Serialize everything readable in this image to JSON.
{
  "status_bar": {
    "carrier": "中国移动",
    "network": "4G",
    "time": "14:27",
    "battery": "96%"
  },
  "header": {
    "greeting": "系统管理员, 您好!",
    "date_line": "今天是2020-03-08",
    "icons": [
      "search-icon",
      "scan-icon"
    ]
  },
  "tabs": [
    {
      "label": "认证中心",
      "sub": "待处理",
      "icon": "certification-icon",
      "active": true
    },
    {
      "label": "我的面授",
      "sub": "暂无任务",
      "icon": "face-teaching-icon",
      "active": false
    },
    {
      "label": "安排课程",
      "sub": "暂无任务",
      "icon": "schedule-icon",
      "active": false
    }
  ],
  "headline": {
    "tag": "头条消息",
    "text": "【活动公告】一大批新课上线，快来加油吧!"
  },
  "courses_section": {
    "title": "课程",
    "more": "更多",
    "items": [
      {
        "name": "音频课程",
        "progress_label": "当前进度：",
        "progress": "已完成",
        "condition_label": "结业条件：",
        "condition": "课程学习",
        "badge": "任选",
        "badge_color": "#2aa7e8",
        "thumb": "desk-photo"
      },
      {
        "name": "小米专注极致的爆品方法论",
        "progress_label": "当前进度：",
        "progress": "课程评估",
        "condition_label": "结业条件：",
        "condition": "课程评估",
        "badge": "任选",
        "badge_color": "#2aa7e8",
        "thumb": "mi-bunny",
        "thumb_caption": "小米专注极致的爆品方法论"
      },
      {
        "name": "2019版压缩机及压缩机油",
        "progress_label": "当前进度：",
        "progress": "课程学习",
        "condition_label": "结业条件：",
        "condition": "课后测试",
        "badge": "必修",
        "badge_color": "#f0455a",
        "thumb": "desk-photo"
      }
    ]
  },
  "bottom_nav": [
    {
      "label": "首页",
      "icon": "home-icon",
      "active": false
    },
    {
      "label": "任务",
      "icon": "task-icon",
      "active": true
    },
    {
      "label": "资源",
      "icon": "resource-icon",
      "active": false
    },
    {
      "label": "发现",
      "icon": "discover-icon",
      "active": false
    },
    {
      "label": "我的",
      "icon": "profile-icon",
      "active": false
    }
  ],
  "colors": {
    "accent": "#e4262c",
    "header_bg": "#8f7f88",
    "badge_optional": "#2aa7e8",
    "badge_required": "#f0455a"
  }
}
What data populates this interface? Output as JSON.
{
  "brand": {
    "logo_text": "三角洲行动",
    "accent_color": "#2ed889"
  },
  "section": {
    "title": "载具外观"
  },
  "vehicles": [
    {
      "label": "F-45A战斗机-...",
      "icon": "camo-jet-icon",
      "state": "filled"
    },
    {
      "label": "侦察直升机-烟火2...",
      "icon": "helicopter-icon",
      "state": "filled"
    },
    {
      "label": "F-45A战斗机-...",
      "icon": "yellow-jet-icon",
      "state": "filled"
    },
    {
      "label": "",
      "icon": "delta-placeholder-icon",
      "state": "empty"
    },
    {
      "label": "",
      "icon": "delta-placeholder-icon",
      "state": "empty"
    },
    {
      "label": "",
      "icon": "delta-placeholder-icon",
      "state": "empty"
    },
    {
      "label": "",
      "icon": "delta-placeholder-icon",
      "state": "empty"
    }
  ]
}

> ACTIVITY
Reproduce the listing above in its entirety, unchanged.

> ANSWER BOX
Serialize everything readable in this image to JSON.
{
  "status_bar": {
    "carrier": "中国移动",
    "network": "4G",
    "time": "14:27",
    "battery": "96%"
  },
  "header": {
    "greeting": "系统管理员, 您好!",
    "date_line": "今天是2020-03-08",
    "icons": [
      "search-icon",
      "scan-icon"
    ]
  },
  "tabs": [
    {
      "label": "认证中心",
      "sub": "待处理",
      "icon": "certification-icon",
      "active": true
    },
    {
      "label": "我的面授",
      "sub": "暂无任务",
      "icon": "face-teaching-icon",
      "active": false
    },
    {
      "label": "安排课程",
      "sub": "暂无任务",
      "icon": "schedule-icon",
      "active": false
    }
  ],
  "headline": {
    "tag": "头条消息",
    "text": "【活动公告】一大批新课上线，快来加油吧!"
  },
  "courses_section": {
    "title": "课程",
    "more": "更多",
    "items": [
      {
        "name": "音频课程",
        "progress_label": "当前进度：",
        "progress": "已完成",
        "condition_label": "结业条件：",
        "condition": "课程学习",
        "badge": "任选",
        "badge_color": "#2aa7e8",
        "thumb": "desk-photo"
      },
      {
        "name": "小米专注极致的爆品方法论",
        "progress_label": "当前进度：",
        "progress": "课程评估",
        "condition_label": "结业条件：",
        "condition": "课程评估",
        "badge": "任选",
        "badge_color": "#2aa7e8",
        "thumb": "mi-bunny",
        "thumb_caption": "小米专注极致的爆品方法论"
      },
      {
        "name": "2019版压缩机及压缩机油",
        "progress_label": "当前进度：",
        "progress": "课程学习",
        "condition_label": "结业条件：",
        "condition": "课后测试",
        "badge": "必修",
        "badge_color": "#f0455a",
        "thumb": "desk-photo"
      }
    ]
  },
  "bottom_nav": [
    {
      "label": "首页",
      "icon": "home-icon",
      "active": false
    },
    {
      "label": "任务",
      "icon": "task-icon",
      "active": true
    },
    {
      "label": "资源",
      "icon": "resource-icon",
      "active": false
    },
    {
      "label": "发现",
      "icon": "discover-icon",
      "active": false
    },
    {
      "label": "我的",
      "icon": "profile-icon",
      "active": false
    }
  ],
  "colors": {
    "accent": "#e4262c",
    "header_bg": "#8f7f88",
    "badge_optional": "#2aa7e8",
    "badge_required": "#f0455a"
  }
}
What data populates this interface? Output as JSON.
{
  "brand": {
    "logo_text": "三角洲行动",
    "accent_color": "#2ed889"
  },
  "section": {
    "title": "载具外观"
  },
  "vehicles": [
    {
      "label": "F-45A战斗机-...",
      "icon": "camo-jet-icon",
      "state": "filled"
    },
    {
      "label": "侦察直升机-烟火2...",
      "icon": "helicopter-icon",
      "state": "filled"
    },
    {
      "label": "F-45A战斗机-...",
      "icon": "yellow-jet-icon",
      "state": "filled"
    },
    {
      "label": "",
      "icon": "delta-placeholder-icon",
      "state": "empty"
    },
    {
      "label": "",
      "icon": "delta-placeholder-icon",
      "state": "empty"
    },
    {
      "label": "",
      "icon": "delta-placeholder-icon",
      "state": "empty"
    },
    {
      "label": "",
      "icon": "delta-placeholder-icon",
      "state": "empty"
    }
  ]
}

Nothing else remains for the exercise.